Yesterday, I took a male friend out to dinner. I called the waitress over. I requested the menu. I ordered. And when we were done, I requested the bill. When she got to our table, the waitress made to give it to him. I stretched out my hand to take it. She ignored me, and still pushed it to him. He smiled and handed it to me. The look on her face as I counted out the money from my wallet was priceless. Was I offended? No. Amused, more like. And frankly, I considered it too small to hold a grudge. I don’t blame society, I understand that it’s a function of her family and upbringing.
And then, there are bars/restaurants/clubs who refuse entry to unaccompanied women. On one hand, I find it amusing that a public establishment would seek to make moral choices for its patrons. On the other hand, I would boycott such an establishment. If you don’t want my custom, why would I force it on you? My own money? But I also think that this is a petty battle, and one I wouldn’t waste effort on.
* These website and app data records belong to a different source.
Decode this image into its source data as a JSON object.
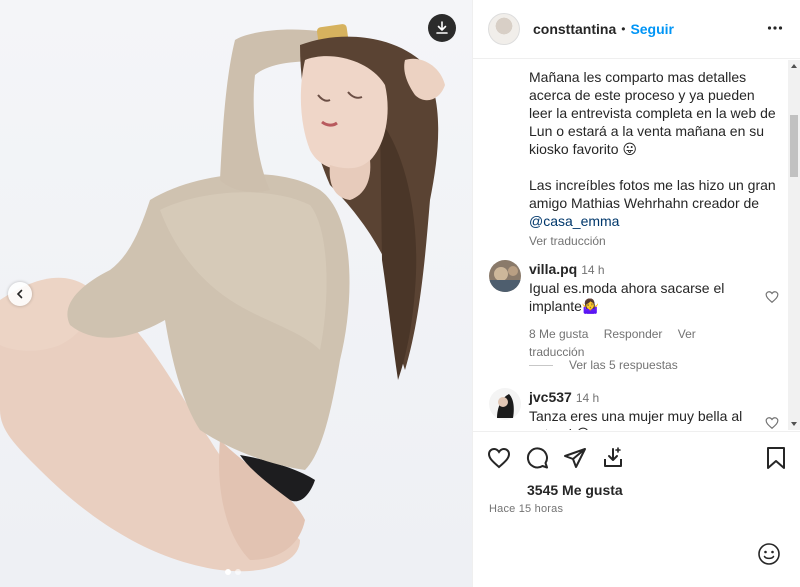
{
  "post": {
    "username": "consttantina",
    "separator": "•",
    "follow_label": "Seguir",
    "more_icon": "more-horizontal-icon",
    "download_icon": "download-icon",
    "prev_icon": "chevron-left-icon"
  },
  "caption": {
    "paragraph_1": "Mañana les comparto mas detalles acerca de este proceso y ya pueden leer la entrevista completa en la web de Lun o estará a la venta mañana en su kiosko favorito 😛",
    "paragraph_2_text": "Las increíbles fotos me las hizo un gran amigo Mathias Wehrhahn creador de ",
    "paragraph_2_mention": "@casa_emma",
    "translate_label": "Ver traducción"
  },
  "comments": [
    {
      "user": "villa.pq",
      "time": "14 h",
      "text": "Igual es.moda ahora sacarse el implante🤷‍♀️",
      "likes_label": "8 Me gusta",
      "reply_label": "Responder",
      "translate_label": "Ver traducción"
    },
    {
      "user": "jvc537",
      "time": "14 h",
      "text": "Tanza eres una mujer muy bella al natural 😊"
    }
  ],
  "replies_label": "Ver las 5 respuestas",
  "likes_count": "3545 Me gusta",
  "time_ago": "Hace 15 horas",
  "colors": {
    "accent": "#0095f6",
    "text": "#262626",
    "secondary": "#737373",
    "mention": "#00376b"
  },
  "carousel": {
    "total": 2,
    "active": 1
  }
}
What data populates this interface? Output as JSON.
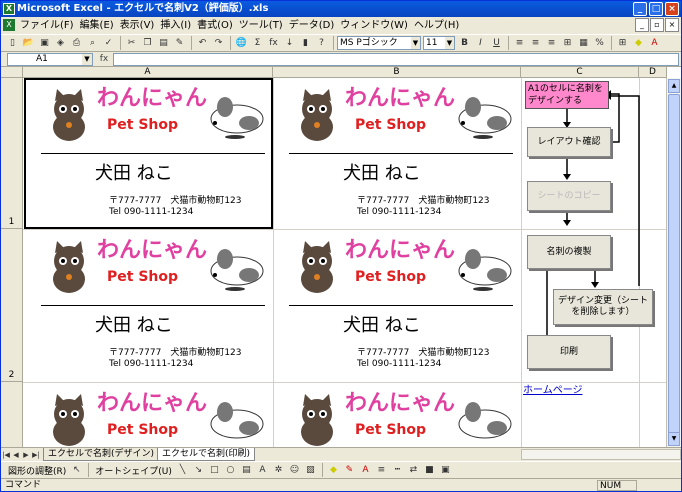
{
  "window": {
    "title": "Microsoft Excel - エクセルで名刺V2（評価版）.xls"
  },
  "menu": [
    "ファイル(F)",
    "編集(E)",
    "表示(V)",
    "挿入(I)",
    "書式(O)",
    "ツール(T)",
    "データ(D)",
    "ウィンドウ(W)",
    "ヘルプ(H)"
  ],
  "toolbar": {
    "font_name": "MS Pゴシック",
    "font_size": "11"
  },
  "formula_bar": {
    "cell_ref": "A1",
    "fx": "fx",
    "value": ""
  },
  "columns": [
    "A",
    "B",
    "C",
    "D"
  ],
  "rows": [
    "1",
    "2"
  ],
  "card": {
    "logo_text": "わんにゃん",
    "shop_text": "Pet Shop",
    "name": "犬田 ねこ",
    "address": "〒777-7777　犬猫市動物町123",
    "tel": "Tel 090-1111-1234"
  },
  "flow": {
    "step1": "A1のセルに名刺をデザインする",
    "step2": "レイアウト確認",
    "step3": "シートのコピー",
    "step4": "名刺の複製",
    "step5": "デザイン変更（シートを削除します）",
    "step6": "印刷"
  },
  "hyperlink": "ホームページ",
  "sheet_tabs": [
    "エクセルで名刺(デザイン)",
    "エクセルで名刺(印刷)"
  ],
  "drawbar": {
    "shapes_label": "図形の調整(R)",
    "autoshape_label": "オートシェイプ(U)"
  },
  "status": {
    "mode": "コマンド",
    "num": "NUM"
  }
}
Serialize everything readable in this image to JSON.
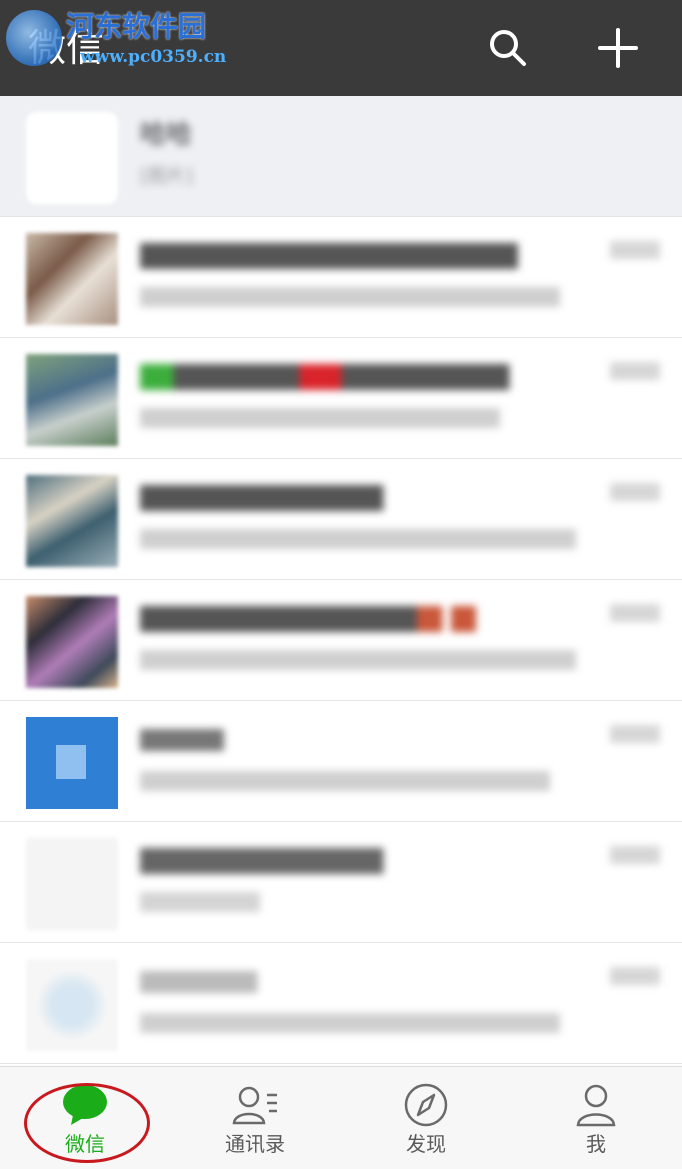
{
  "header": {
    "title": "微信",
    "watermark_name": "河东软件园",
    "watermark_url": "www.pc0359.cn",
    "search_icon": "search-icon",
    "add_icon": "plus-icon"
  },
  "chats": [
    {
      "name": "哈哈",
      "message": "[图片]",
      "time": ""
    },
    {
      "name": "",
      "message": "",
      "time": ""
    },
    {
      "name": "",
      "message": "",
      "time": ""
    },
    {
      "name": "",
      "message": "",
      "time": ""
    },
    {
      "name": "",
      "message": "",
      "time": ""
    },
    {
      "name": "",
      "message": "",
      "time": ""
    },
    {
      "name": "",
      "message": "",
      "time": ""
    },
    {
      "name": "",
      "message": "",
      "time": ""
    }
  ],
  "tabbar": {
    "tabs": [
      {
        "label": "微信",
        "icon": "chat-bubble-icon",
        "active": true
      },
      {
        "label": "通讯录",
        "icon": "contacts-icon",
        "active": false
      },
      {
        "label": "发现",
        "icon": "compass-icon",
        "active": false
      },
      {
        "label": "我",
        "icon": "person-icon",
        "active": false
      }
    ]
  },
  "colors": {
    "header_bg": "#3a3a3a",
    "accent": "#1aad19",
    "annotation": "#c8191e"
  }
}
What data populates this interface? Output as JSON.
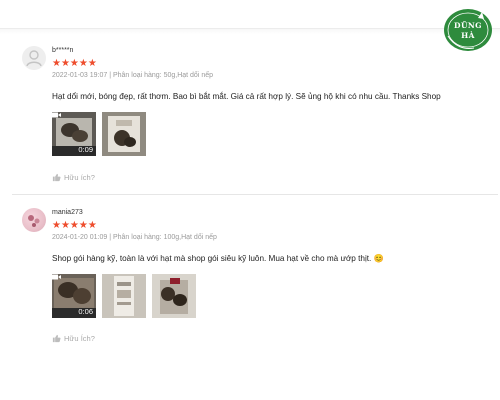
{
  "watermark": {
    "line1": "DŨNG",
    "line2": "HÀ"
  },
  "reviews": [
    {
      "username": "b*****n",
      "stars": "★★★★★",
      "meta": "2022-01-03 19:07 | Phân loại hàng: 50g,Hạt dổi nếp",
      "comment": "Hạt dổi mới, bóng đẹp, rất thơm. Bao bì bắt mắt. Giá cả rất hợp lý. Sẽ ủng hộ khi có nhu cầu. Thanks Shop",
      "video_duration": "0:09",
      "helpful_label": "Hữu ích?"
    },
    {
      "username": "mania273",
      "stars": "★★★★★",
      "meta": "2024-01-20 01:09 | Phân loại hàng: 100g,Hạt dổi nếp",
      "comment": "Shop gói hàng kỹ, toàn là với hạt mà shop gói siêu kỹ luôn. Mua hạt về cho mà ướp thịt. 😊",
      "video_duration": "0:06",
      "helpful_label": "Hữu Ích?"
    }
  ],
  "colors": {
    "star": "#ee4d2d",
    "watermark": "#2e8b3d"
  },
  "icons": [
    "user-avatar-placeholder-icon",
    "video-camera-icon",
    "thumbs-up-icon"
  ]
}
What battles would I be interested in? Poverty alleviation. I hear of families that send only their sons to school because they think their daughters could do no better than to marry well. But often, these families can’t afford to send everyone and so they have to make a choice the best they know how. But what if they could afford to send them both? Would they still refuse? I could be wrong, but I don’t think so. And so our battle should be getting them across the poverty line. I know a mother who runs a small kiosk to support her family. Getting a bank loan to expand her business would be difficult. But that’s not because she’s female. Her husband is a vulcanizer (Nigerian term for a person who fixes tyres), and I daresay getting a loan would be difficult for him as well. It’s not really a gender problem, but one of class distinction.
Gender equality battles aren’t complete if we don’t fight for men’s rights, as well. Does this sound odd?
Back to the corporate arena. I overheard female colleagues complain that we aren’t well represented in our company’s leadership. They insist that D & I should be brought to bear. I differ. Leadership should be given to the most capable, not shared between the genders. If I want to be manager (as a male or a female), I have to work harder and longer than my peers to develop the right competencies faster. That’s easier when I’m unencumbered by family commitments. However, if after getting those competencies, I was turned down and the job given to a less competent male, then I would cry foul.
If I have a family, it gets harder. Some jobs are inherently incompatible with raising a family. With a family, I simply will not have enough time to develop those competencies faster than my peers. As a parent, I have a responsibility to raise my child. I can’t balance this with working long hours unless I have a very supportive husband. Let’s say he supports me 100% and he’s willing to take responsibility for our child. If he’s a house-husband, this is easy. But house-husbands aren’t common. Men have not been wired by their families to be house-husbands. So he has a job. Will his job let him close at 3.30 to pick our child from school? Will his job allow him take the afternoon off to take our child to hospital? Or his school’s soccer game? No. Women get those breaks in some companies, men hardly ever. And so this is what I think should be feminism’s cause. Flexible working hours for both sexes, so that each spouse can choose to support the other. Not just women, but men too. My husband should get paternity leave as long as mine so that if I choose to return to work a week postpartum, he can stay home to care for our infant. Amen?
There is the aside that even with these perks, some men would not support their wives’ ambitions. A shame, but that’s all it is. Society (or a movement) cannot force a man to support his wife, it’s a personal choice. The same way it’s a wife’s personal choice to support her husband.
But don’t hand me a promotion because it’s the politically correct thing to do. It’s an insult to my intelligence, and tells me I wouldn’t have been good enough otherwise.
I fear I may have gone off on a tangent. So back to my original question? What’s all the fuss about feminism? Honestly, I’m interested in hearing a feminist’s or anti-feminist’s thoughts.